◆ **TASK BRIEF**: Search term "username": copy each line of the data containing it.

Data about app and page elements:
>>>>
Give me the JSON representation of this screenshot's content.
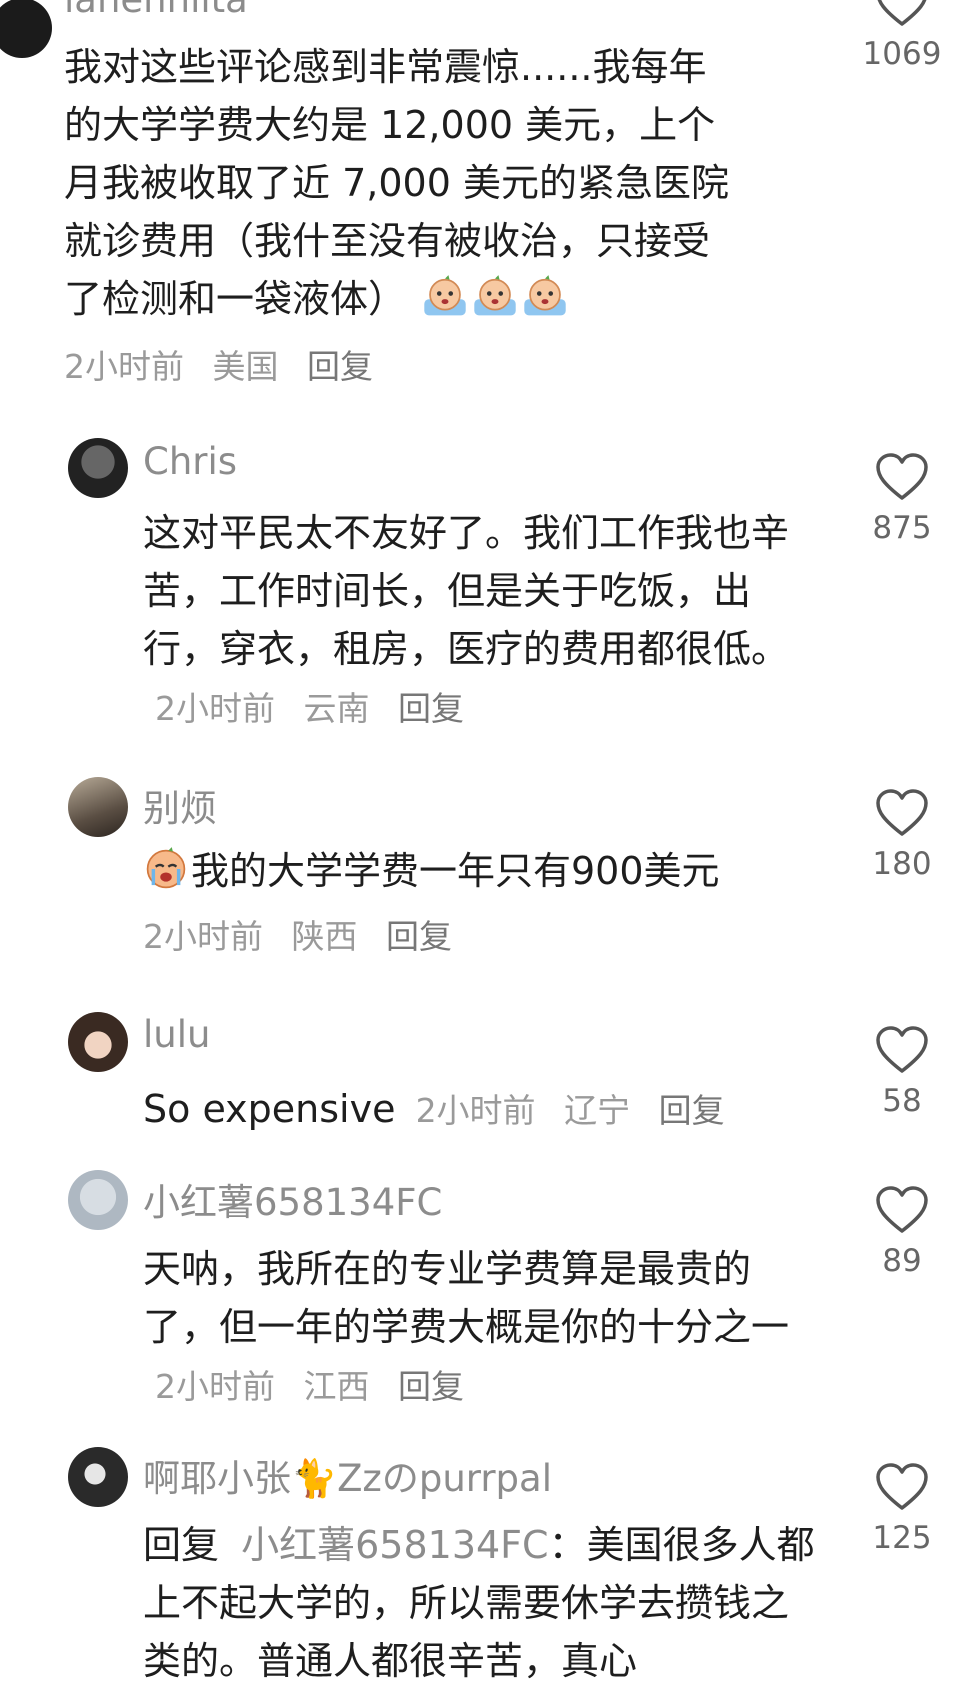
{
  "comments": [
    {
      "username": "lanehnlita",
      "text": "我对这些评论感到非常震惊......我每年的大学学费大约是 12,000 美元，上个月我被收取了近 7,000 美元的紧急医院就诊费用（我什至没有被收治，只接受了检测和一袋液体）",
      "time": "2小时前",
      "location": "美国",
      "reply": "回复",
      "likes": "1069"
    },
    {
      "username": "Chris",
      "text": "这对平民太不友好了。我们工作我也辛苦，工作时间长，但是关于吃饭，出行，穿衣，租房，医疗的费用都很低。",
      "time": "2小时前",
      "location": "云南",
      "reply": "回复",
      "likes": "875"
    },
    {
      "username": "别烦",
      "text": "我的大学学费一年只有900美元",
      "time": "2小时前",
      "location": "陕西",
      "reply": "回复",
      "likes": "180"
    },
    {
      "username": "lulu",
      "text": "So expensive",
      "time": "2小时前",
      "location": "辽宁",
      "reply": "回复",
      "likes": "58"
    },
    {
      "username": "小红薯658134FC",
      "text": "天呐，我所在的专业学费算是最贵的了，但一年的学费大概是你的十分之一",
      "time": "2小时前",
      "location": "江西",
      "reply": "回复",
      "likes": "89"
    },
    {
      "username": "啊耶小张🐈Zzのpurrpal",
      "reply_prefix": "回复",
      "reply_target": "小红薯658134FC",
      "text": "：美国很多人都上不起大学的，所以需要休学去攒钱之类的。普通人都很辛苦，真心",
      "likes": "125"
    }
  ],
  "icons": {
    "like": "heart-outline-icon",
    "emoji_crying": "crying-emoji-icon"
  }
}
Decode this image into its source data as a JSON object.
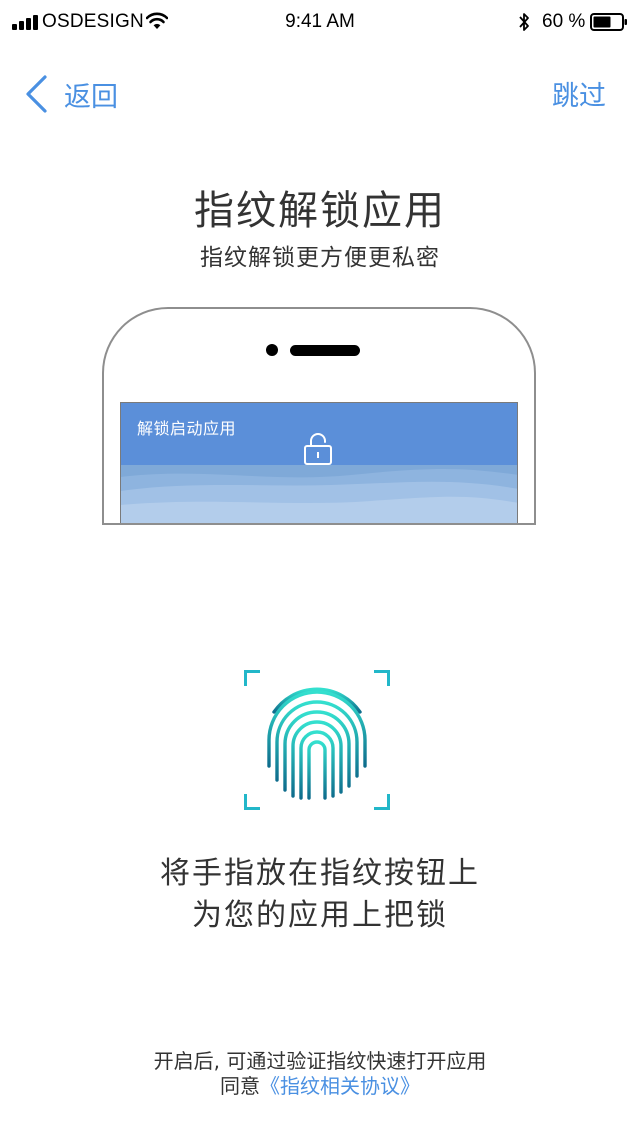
{
  "status_bar": {
    "carrier": "OSDESIGN",
    "time": "9:41 AM",
    "battery": "60 %",
    "icons": [
      "signal-icon",
      "wifi-icon",
      "bluetooth-icon",
      "battery-icon"
    ]
  },
  "nav": {
    "back_label": "返回",
    "skip_label": "跳过",
    "accent_color": "#4a90e2"
  },
  "header": {
    "title": "指纹解锁应用",
    "subtitle": "指纹解锁更方便更私密"
  },
  "illustration": {
    "screen_label": "解锁启动应用",
    "screen_color": "#5b8fd9",
    "icons": [
      "lock-icon"
    ]
  },
  "fingerprint": {
    "icon": "fingerprint-icon",
    "colors": [
      "#34e0cf",
      "#0e6c8c"
    ]
  },
  "instructions": {
    "line1": "将手指放在指纹按钮上",
    "line2": "为您的应用上把锁"
  },
  "footer": {
    "note": "开启后, 可通过验证指纹快速打开应用",
    "agree_prefix": "同意",
    "agreement_link": "《指纹相关协议》"
  }
}
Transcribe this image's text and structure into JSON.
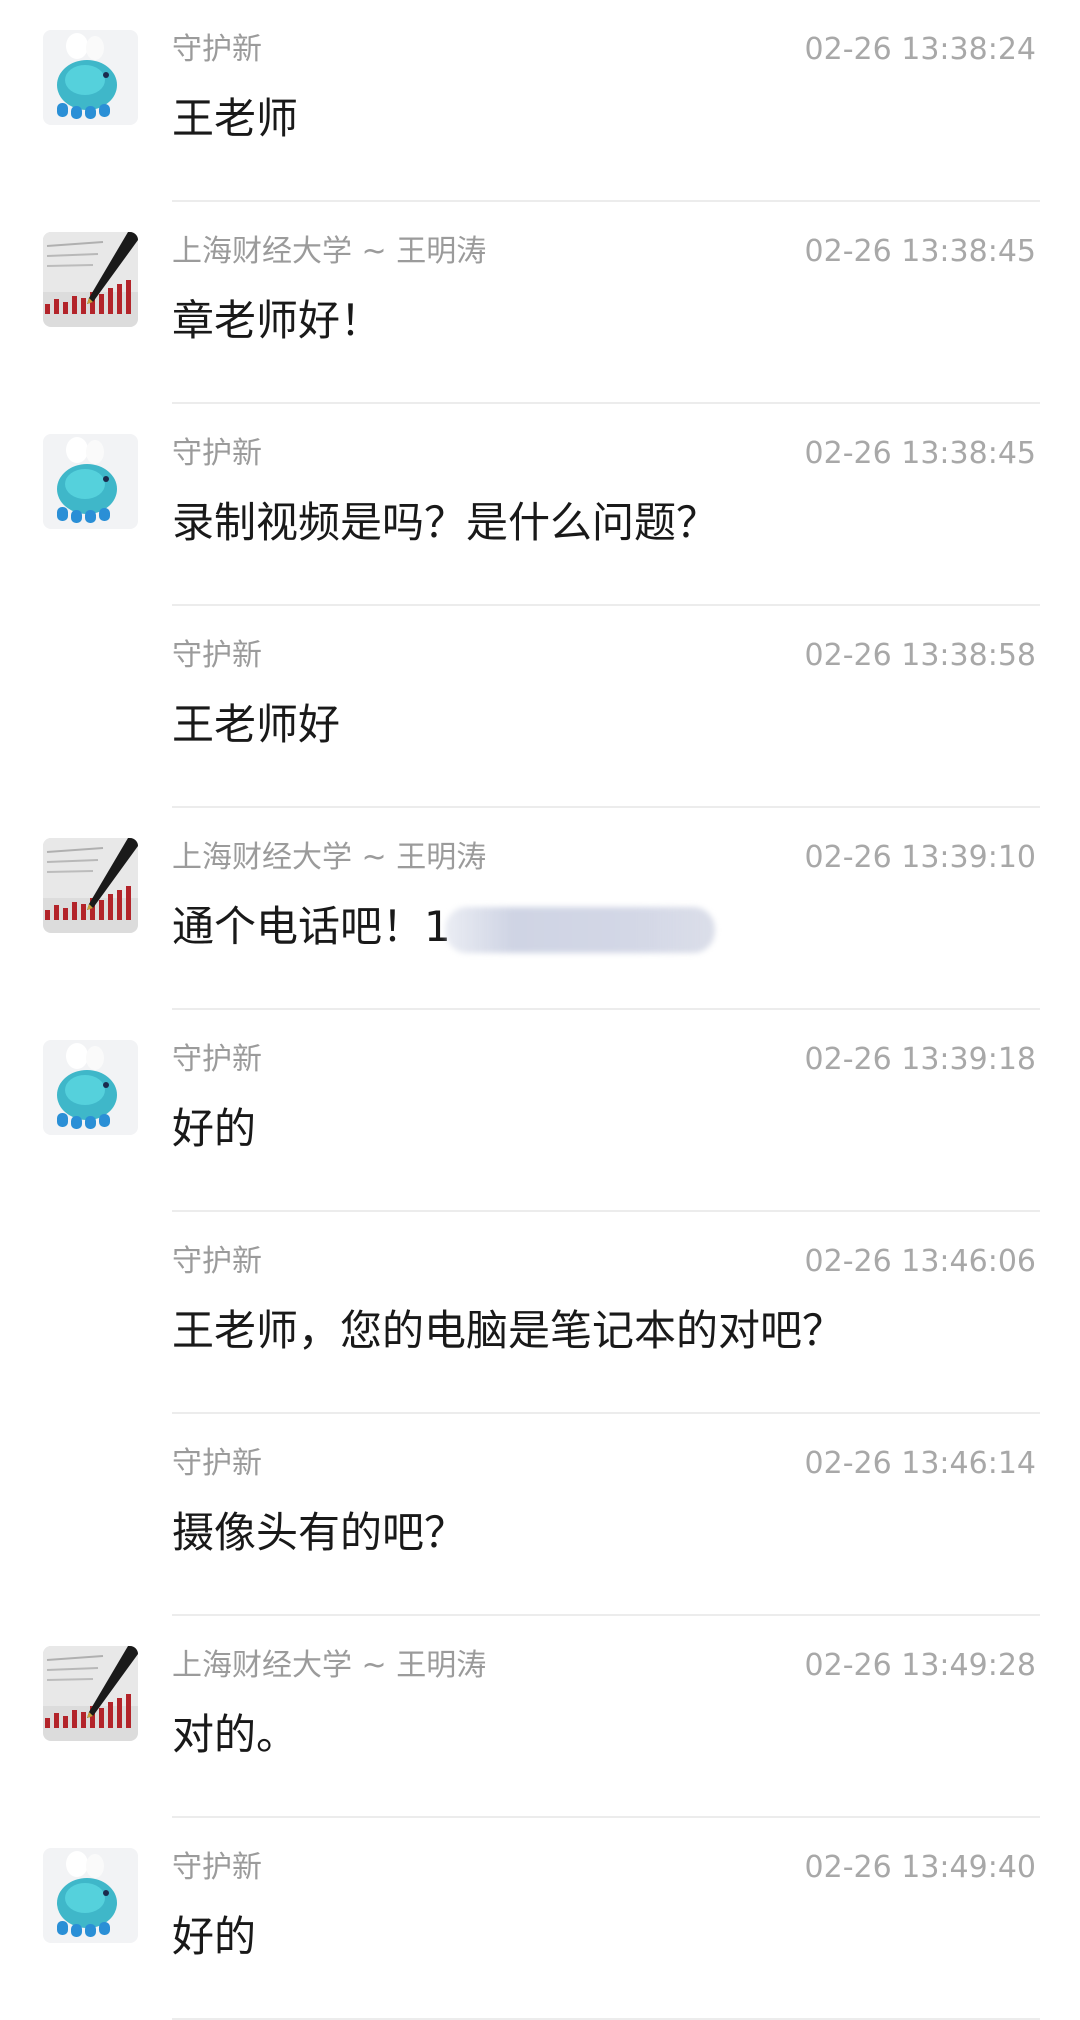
{
  "messages": [
    {
      "sender": "守护新",
      "time": "02-26 13:38:24",
      "text": "王老师",
      "avatar": "blue-toy-avatar"
    },
    {
      "sender": "上海财经大学 ~ 王明涛",
      "time": "02-26 13:38:45",
      "text": "章老师好！",
      "avatar": "pen-chart-avatar"
    },
    {
      "sender": "守护新",
      "time": "02-26 13:38:45",
      "text": "录制视频是吗？是什么问题？",
      "avatar": "blue-toy-avatar"
    },
    {
      "sender": "守护新",
      "time": "02-26 13:38:58",
      "text": "王老师好",
      "avatar": ""
    },
    {
      "sender": "上海财经大学 ~ 王明涛",
      "time": "02-26 13:39:10",
      "text": "通个电话吧！",
      "phone_visible": "1",
      "avatar": "pen-chart-avatar"
    },
    {
      "sender": "守护新",
      "time": "02-26 13:39:18",
      "text": "好的",
      "avatar": "blue-toy-avatar"
    },
    {
      "sender": "守护新",
      "time": "02-26 13:46:06",
      "text": "王老师，您的电脑是笔记本的对吧？",
      "avatar": ""
    },
    {
      "sender": "守护新",
      "time": "02-26 13:46:14",
      "text": "摄像头有的吧？",
      "avatar": ""
    },
    {
      "sender": "上海财经大学 ~ 王明涛",
      "time": "02-26 13:49:28",
      "text": "对的。",
      "avatar": "pen-chart-avatar"
    },
    {
      "sender": "守护新",
      "time": "02-26 13:49:40",
      "text": "好的",
      "avatar": "blue-toy-avatar"
    }
  ],
  "colors": {
    "sender": "#9b9b9b",
    "time": "#a8a8a8",
    "text": "#191919",
    "divider": "#ececec"
  }
}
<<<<
◆ **RESULT FOR THIS EXERCISE**:
      "username": "lanehnlita",
      "username": "Chris",
      "username": "别烦",
      "username": "lulu",
      "username": "小红薯658134FC",
      "username": "啊耶小张🐈Zzのpurrpal",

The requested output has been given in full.